Why make a will?
Every person over 18 should make a last will and testament setting out their final wishes. It is the only way you can be certain that your estate, malady whatever its value, anabolics is passed on to your loved ones.
It is important to review your will and, if your circumstances change, such as the birth of a grandchild, that your will reflects new decisions you have made in light of these changes. Here are just some of the questions that grandparents ask:
A: If a person does not leave a will then he or she dies ‘intestate’ and the rules of intestacy determine who inherits their estate.
Q: Will my common law partner inherit my estate?

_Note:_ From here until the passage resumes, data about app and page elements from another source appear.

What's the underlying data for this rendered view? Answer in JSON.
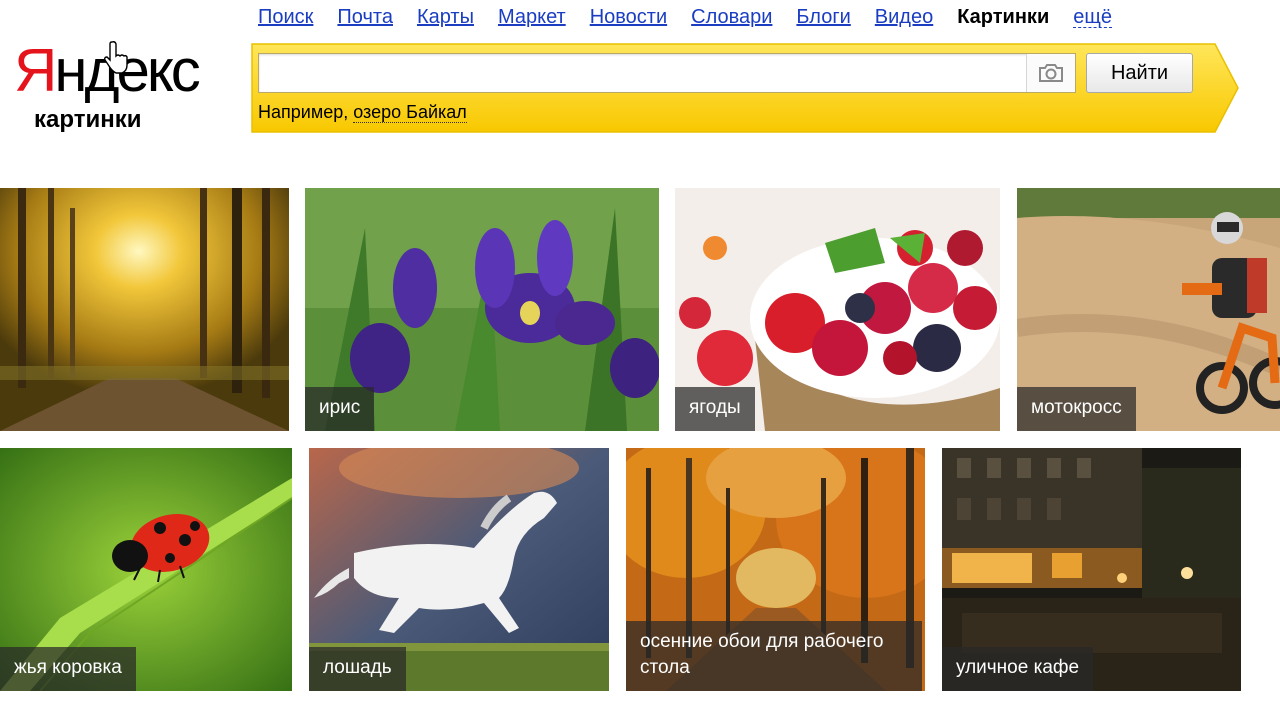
{
  "nav": {
    "items": [
      "Поиск",
      "Почта",
      "Карты",
      "Маркет",
      "Новости",
      "Словари",
      "Блоги",
      "Видео"
    ],
    "active": "Картинки",
    "more": "ещё"
  },
  "logo": {
    "first_letter": "Я",
    "rest": "ндекс",
    "subtitle": "картинки"
  },
  "search": {
    "value": "",
    "button_label": "Найти",
    "example_prefix": "Например,",
    "example_link": "озеро Байкал"
  },
  "tiles": [
    {
      "caption": ""
    },
    {
      "caption": "ирис"
    },
    {
      "caption": "ягоды"
    },
    {
      "caption": "мотокросс"
    },
    {
      "caption": "жья коровка"
    },
    {
      "caption": "лошадь"
    },
    {
      "caption": "осенние обои для рабочего стола"
    },
    {
      "caption": "уличное кафе"
    }
  ],
  "colors": {
    "nav_link": "#1a3dc1",
    "logo_red": "#e5141c",
    "band_yellow": "#ffd91a",
    "band_border": "#e8c000"
  },
  "icons": {
    "camera": "camera-icon",
    "cursor": "hand-cursor-icon"
  }
}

A: If you are not married to your partner and you do not leave a will then your partner is not entitled to inherit.
Q: Does a spouse automatically inherit an estate?
A: This is not necessarily so. Other members of your family may make a claim on your estate.
Q: Who will benefit from my estate?
A: This depends on the value of your estate, whether or not you leave children (grandchildren, great-grandchildren) or other issue such as illegitimate and adopted children, and certain other categories of relatives.
Q: How long does a spouse need to survive to be eligible to inherit?
A: 28 days.
Q: What is the threshold for inheriting my spouse’s estate?
A: If the net estate is not more than £125,000 the spouse inherits the entire estate.
Q: What happens if the net estate is more than £125,000?
A: If the net estate is more than £125,000 the spouse inherits personal effects, the statutory legacy – currently £125,000 – and life interest in half the remaining balance of the estate.
Some useful links
DirectGov: Making a will – This government website gives useful Information on inheritance thresholds and other information on drawing up wills .